Émile Parisien and Vincent Peirani have of course let their imaginations run free and the spirit of tango permeates their own compositions. For Émile, a Memento giddy with lyricism, and for Vincent an expansive and dazzling Nouchka and a repetitive, haunting, violent, furious F.T. (alias Funky Tango).
They have also ferreted out A Bebernos Los Vientos, a piece by Tomás Gubitsch, with whom Vincent Peirani has often played. Vincent had already borrowed his Travesuras for “Tandem” with Michael Wollny; and, more unexpectedly, a rarity by Xavier Cugat, Temptation, unearthed thanks to Michel Portal who vaguely remembered a tango by Xavier Cugat – the “King of Rumba” – heard in a film in which Cugat and his orchestra were playing for a dance number. On a train, Michel hummed the tune to Vincent and Émile, but he could not remember the title of the piece or of the film. The persistence of their research was to be rewarded!

The wager for “Abrazo”, which is illuminated by exchanges that are sometimes tender, sometimes feverish, and often both at once, was to play with the whole palette of arrangements. With all the parameters of nuance, reciprocal positioning, lyrical or rhythmic bias, sparse or fully orchestral accompaniment. From the introduction of The Crave to the coda of Army Dreamers, the ten pieces included represent as many shifting landscapes, brought together to form a masterfully coherent whole. Clearly, The Crave, by Jelly Roll Morton picks up the thread from the end of season 1 and carries on the story of “Belle Époque”. But here it is infused with a Peruvian festejo rhythm that would undoubtedly have delighted the composer. Similarly, ending with the bittersweet waltz by Kate Bush, Army Dreamers, opens the door to other dances, other songs, other emotions.
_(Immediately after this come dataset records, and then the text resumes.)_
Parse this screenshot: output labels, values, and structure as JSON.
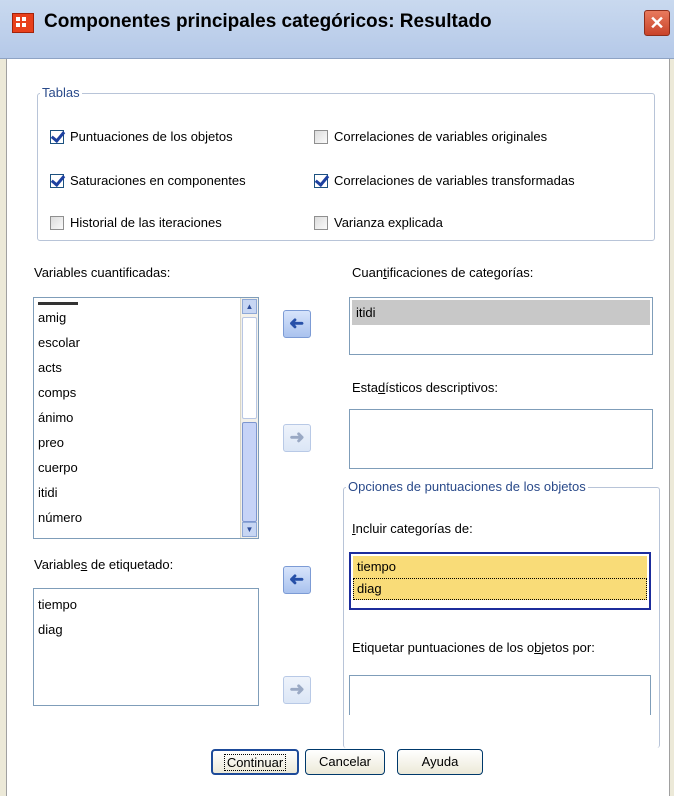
{
  "window": {
    "title": "Componentes principales categóricos: Resultado",
    "close_glyph": "✕"
  },
  "tables": {
    "legend": "Tablas",
    "items": [
      {
        "label": "Puntuaciones de los objetos",
        "checked": true
      },
      {
        "label": "Saturaciones en componentes",
        "checked": true
      },
      {
        "label": "Historial de las iteraciones",
        "checked": false
      },
      {
        "label": "Correlaciones de variables originales",
        "checked": false
      },
      {
        "label": "Correlaciones de variables transformadas",
        "checked": true
      },
      {
        "label": "Varianza explicada",
        "checked": false
      }
    ]
  },
  "quantified_vars": {
    "label": "Variables cuantificadas:",
    "items": [
      "amig",
      "escolar",
      "acts",
      "comps",
      "ánimo",
      "preo",
      "cuerpo",
      "itidi",
      "número"
    ]
  },
  "labeling_vars": {
    "label": "Variables de etiquetado:",
    "items": [
      "tiempo",
      "diag"
    ]
  },
  "category_quant": {
    "label": "Cuantificaciones de categorías:",
    "items": [
      "itidi"
    ]
  },
  "descriptive": {
    "label": "Estadísticos descriptivos:"
  },
  "object_scores": {
    "legend": "Opciones de puntuaciones de los objetos",
    "include_label": "Incluir categorías de:",
    "include_items": [
      "tiempo",
      "diag"
    ],
    "tag_label": "Etiquetar puntuaciones de los objetos por:"
  },
  "buttons": {
    "continue": "Continuar",
    "cancel": "Cancelar",
    "help": "Ayuda"
  },
  "arrows": {
    "move": "➜"
  },
  "colors": {
    "selection_yellow": "#f9dc78",
    "selection_gray": "#c8c8c8",
    "group_legend": "#2a4a8a"
  }
}
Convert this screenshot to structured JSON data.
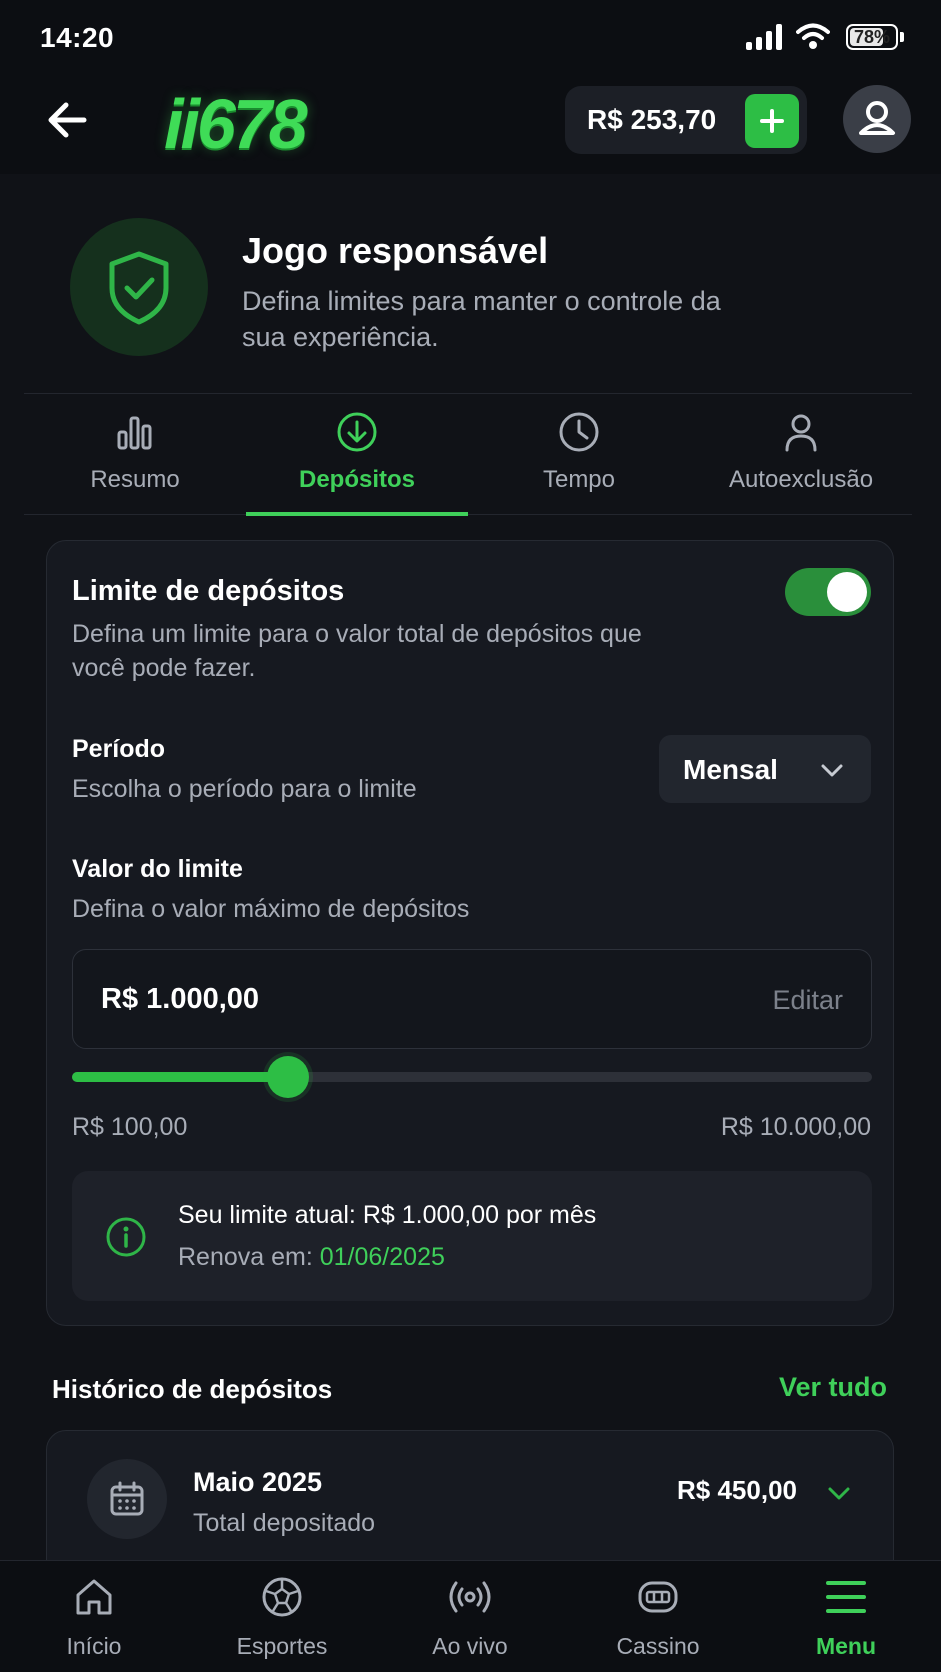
{
  "status_bar": {
    "time": "14:20",
    "battery": "78%",
    "battery_level": 0.78
  },
  "header": {
    "logo_text": "ii678",
    "balance": "R$ 253,70",
    "add_funds_icon": "plus-icon",
    "back_icon": "arrow-left-icon",
    "profile_icon": "user-icon"
  },
  "hero": {
    "icon": "shield-check-icon",
    "title": "Jogo responsável",
    "subtitle": "Defina limites para manter o controle da sua experiência."
  },
  "tabs": [
    {
      "label": "Resumo",
      "icon": "bar-chart-icon",
      "active": false
    },
    {
      "label": "Depósitos",
      "icon": "download-circle-icon",
      "active": true
    },
    {
      "label": "Tempo",
      "icon": "clock-icon",
      "active": false
    },
    {
      "label": "Autoexclusão",
      "icon": "person-icon",
      "active": false
    }
  ],
  "deposit_limit": {
    "title": "Limite de depósitos",
    "subtitle": "Defina um limite para o valor total de depósitos que você pode fazer.",
    "enabled": true,
    "period_label": "Período",
    "period_hint": "Escolha o período para o limite",
    "period_value": "Mensal",
    "value_label": "Valor do limite",
    "value_hint": "Defina o valor máximo de depósitos",
    "value_amount": "R$ 1.000,00",
    "edit_label": "Editar",
    "slider_min": "R$ 100,00",
    "slider_max": "R$ 10.000,00",
    "slider_fraction": 0.27,
    "info_line": "Seu limite atual: R$ 1.000,00 por mês",
    "renew_prefix": "Renova em: ",
    "renew_date": "01/06/2025"
  },
  "history": {
    "title": "Histórico de depósitos",
    "view_all": "Ver tudo",
    "items": [
      {
        "month": "Maio 2025",
        "label": "Total depositado",
        "amount": "R$ 450,00",
        "icon": "calendar-icon"
      }
    ]
  },
  "bottom_nav": [
    {
      "label": "Início",
      "icon": "home-icon",
      "active": false
    },
    {
      "label": "Esportes",
      "icon": "soccer-ball-icon",
      "active": false
    },
    {
      "label": "Ao vivo",
      "icon": "live-broadcast-icon",
      "active": false
    },
    {
      "label": "Cassino",
      "icon": "slot-machine-icon",
      "active": false
    },
    {
      "label": "Menu",
      "icon": "menu-icon",
      "active": true
    }
  ],
  "colors": {
    "accent": "#3fd05a",
    "background": "#101217",
    "card": "#161920"
  }
}
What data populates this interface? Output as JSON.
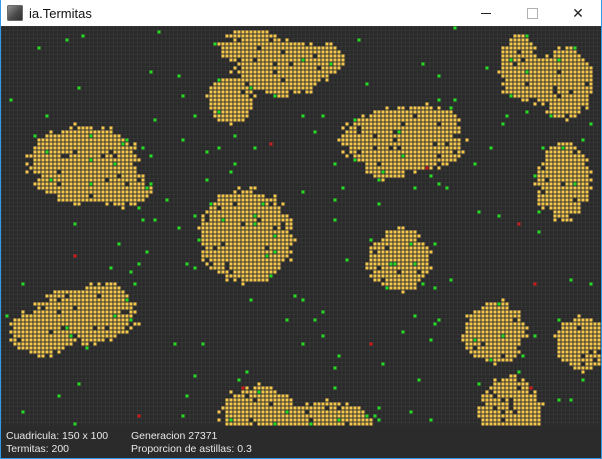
{
  "window": {
    "title": "ia.Termitas",
    "controls": {
      "minimize": "minimize",
      "maximize": "maximize",
      "close": "close"
    }
  },
  "colors": {
    "background": "#2a2a2a",
    "grid_line": "#3c3c3c",
    "wood_chip": "#f5c84a",
    "termite_empty": "#22dd22",
    "termite_carrying": "#d01818",
    "status_text": "#e8e8e8"
  },
  "status": {
    "grid_label": "Cuadricula: 150 x 100",
    "termites_label": "Termitas: 200",
    "generation_label": "Generacion 27371",
    "proportion_label": "Proporcion de astillas: 0.3"
  }
}
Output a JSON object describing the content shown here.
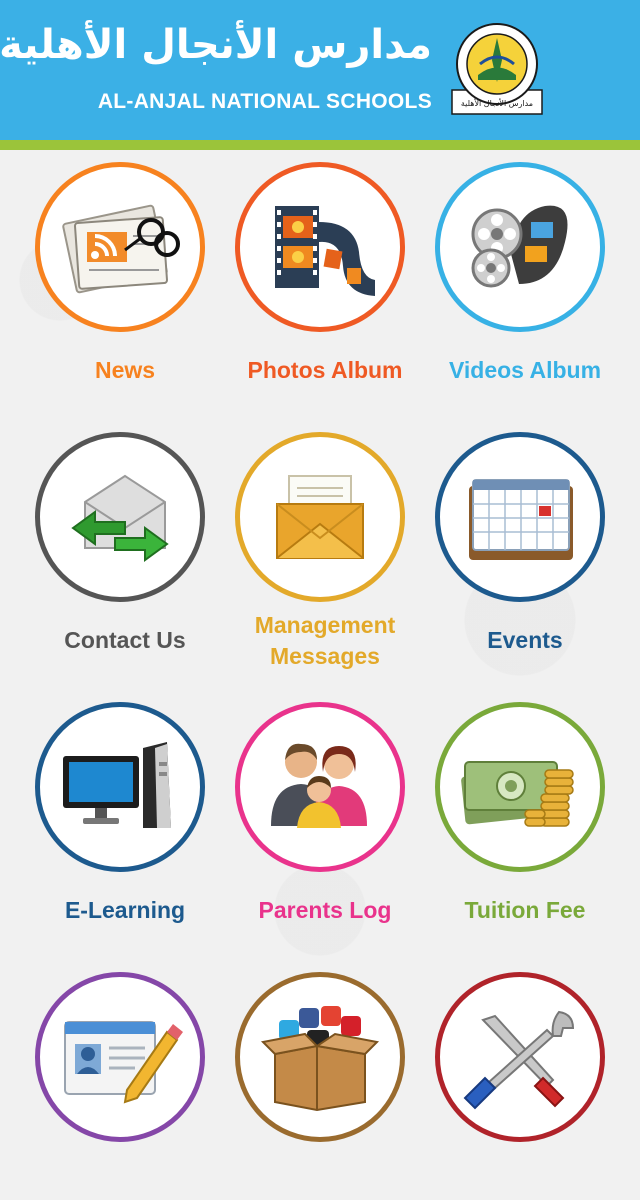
{
  "header": {
    "title_ar": "مدارس الأنجال الأهلية",
    "title_en": "AL-ANJAL NATIONAL SCHOOLS",
    "logo_text": "AL-ANJAL NATIONAL SCHOOLS",
    "logo_text_ar": "مدارس الأنجال الأهلية"
  },
  "colors": {
    "header": "#3bb0e6",
    "stripe": "#9bc43a",
    "orange": "#f7821f",
    "orange_red": "#ef5a24",
    "sky": "#37b1e5",
    "gray": "#555555",
    "gold": "#e3a92a",
    "navy": "#1d5a8e",
    "pink": "#e9338c",
    "green": "#7aa93a",
    "purple": "#8547a8",
    "brown": "#9a6b2e",
    "dark_red": "#b0232a"
  },
  "tiles": [
    {
      "label": "News",
      "icon": "newspaper-icon",
      "color": "#f7821f"
    },
    {
      "label": "Photos Album",
      "icon": "film-strip-icon",
      "color": "#ef5a24"
    },
    {
      "label": "Videos Album",
      "icon": "film-reel-icon",
      "color": "#37b1e5"
    },
    {
      "label": "Contact Us",
      "icon": "mail-arrows-icon",
      "color": "#555555"
    },
    {
      "label": "Management Messages",
      "label_line1": "Management",
      "label_line2": "Messages",
      "icon": "envelope-icon",
      "color": "#e3a92a"
    },
    {
      "label": "Events",
      "icon": "calendar-icon",
      "color": "#1d5a8e"
    },
    {
      "label": "E-Learning",
      "icon": "computer-icon",
      "color": "#1d5a8e"
    },
    {
      "label": "Parents Log",
      "icon": "family-icon",
      "color": "#e9338c"
    },
    {
      "label": "Tuition Fee",
      "icon": "money-coins-icon",
      "color": "#7aa93a"
    },
    {
      "label": "",
      "icon": "id-card-pencil-icon",
      "color": "#8547a8"
    },
    {
      "label": "",
      "icon": "social-box-icon",
      "color": "#9a6b2e"
    },
    {
      "label": "",
      "icon": "tools-icon",
      "color": "#b0232a"
    }
  ]
}
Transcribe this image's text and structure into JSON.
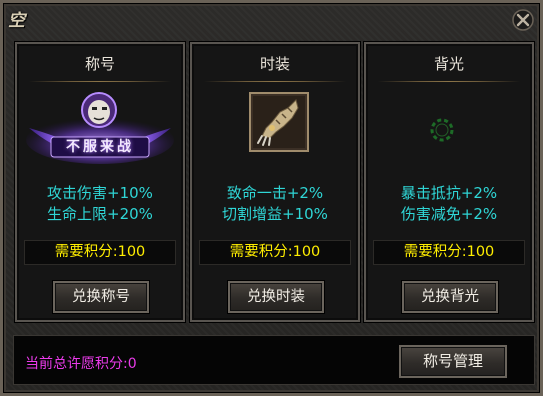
{
  "window": {
    "emblem_text": "空"
  },
  "panels": [
    {
      "title": "称号",
      "image_icon": "title-badge-icon",
      "image_text": "不服来战",
      "stats": [
        "攻击伤害+10%",
        "生命上限+20%"
      ],
      "cost": "需要积分:100",
      "button": "兑换称号"
    },
    {
      "title": "时装",
      "image_icon": "gauntlet-icon",
      "stats": [
        "致命一击+2%",
        "切割增益+10%"
      ],
      "cost": "需要积分:100",
      "button": "兑换时装"
    },
    {
      "title": "背光",
      "image_icon": "green-ring-icon",
      "stats": [
        "暴击抵抗+2%",
        "伤害减免+2%"
      ],
      "cost": "需要积分:100",
      "button": "兑换背光"
    }
  ],
  "footer": {
    "total_points": "当前总许愿积分:0",
    "manage_button": "称号管理"
  },
  "colors": {
    "stat": "#2fd6d6",
    "cost": "#ffee00",
    "total": "#ea3bea",
    "title": "#e9e4da"
  }
}
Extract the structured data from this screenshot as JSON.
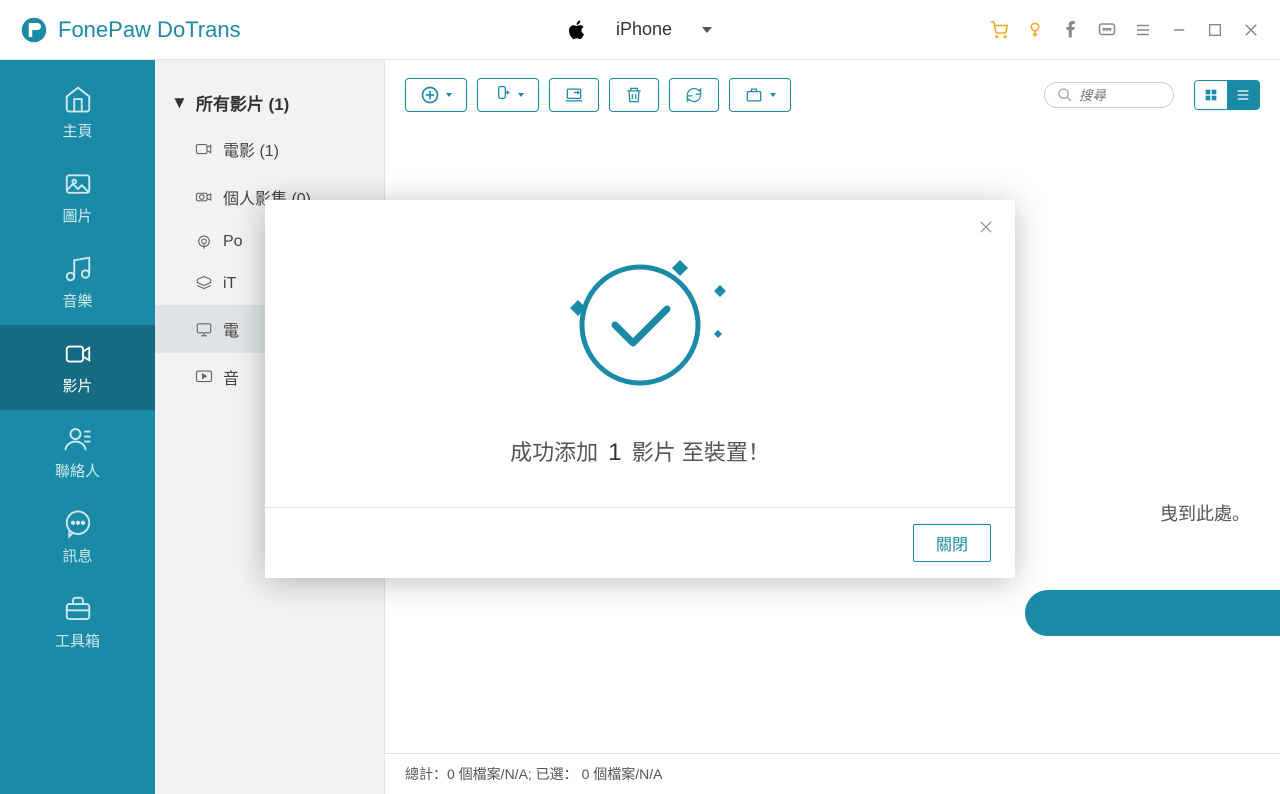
{
  "app": {
    "title": "FonePaw DoTrans"
  },
  "device": {
    "name": "iPhone"
  },
  "sidebar": {
    "items": [
      {
        "label": "主頁",
        "name": "home"
      },
      {
        "label": "圖片",
        "name": "photos"
      },
      {
        "label": "音樂",
        "name": "music"
      },
      {
        "label": "影片",
        "name": "videos"
      },
      {
        "label": "聯絡人",
        "name": "contacts"
      },
      {
        "label": "訊息",
        "name": "messages"
      },
      {
        "label": "工具箱",
        "name": "toolbox"
      }
    ],
    "active_index": 3
  },
  "categories": {
    "header": "所有影片 (1)",
    "items": [
      {
        "label": "電影 (1)",
        "icon": "video"
      },
      {
        "label": "個人影集 (0)",
        "icon": "camera"
      },
      {
        "label": "Po",
        "icon": "podcast"
      },
      {
        "label": "iT",
        "icon": "itunes"
      },
      {
        "label": "電",
        "icon": "tv"
      },
      {
        "label": "音",
        "icon": "music-video"
      }
    ],
    "selected_index": 4
  },
  "toolbar": {
    "search_placeholder": "搜尋"
  },
  "drop_hint": "曳到此處。",
  "status": "總計：0 個檔案/N/A; 已選： 0 個檔案/N/A",
  "modal": {
    "msg_prefix": "成功添加",
    "count": "1",
    "msg_mid": "影片",
    "msg_suffix": "至裝置！",
    "close_label": "關閉"
  }
}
It Takes Two to Tango… Louis Armstrong sang it, Lester Young and Oscar Peterson recorded it. It takes two, so why not Vincent Peirani and Émile Parisien! They make us dance till we are giddy!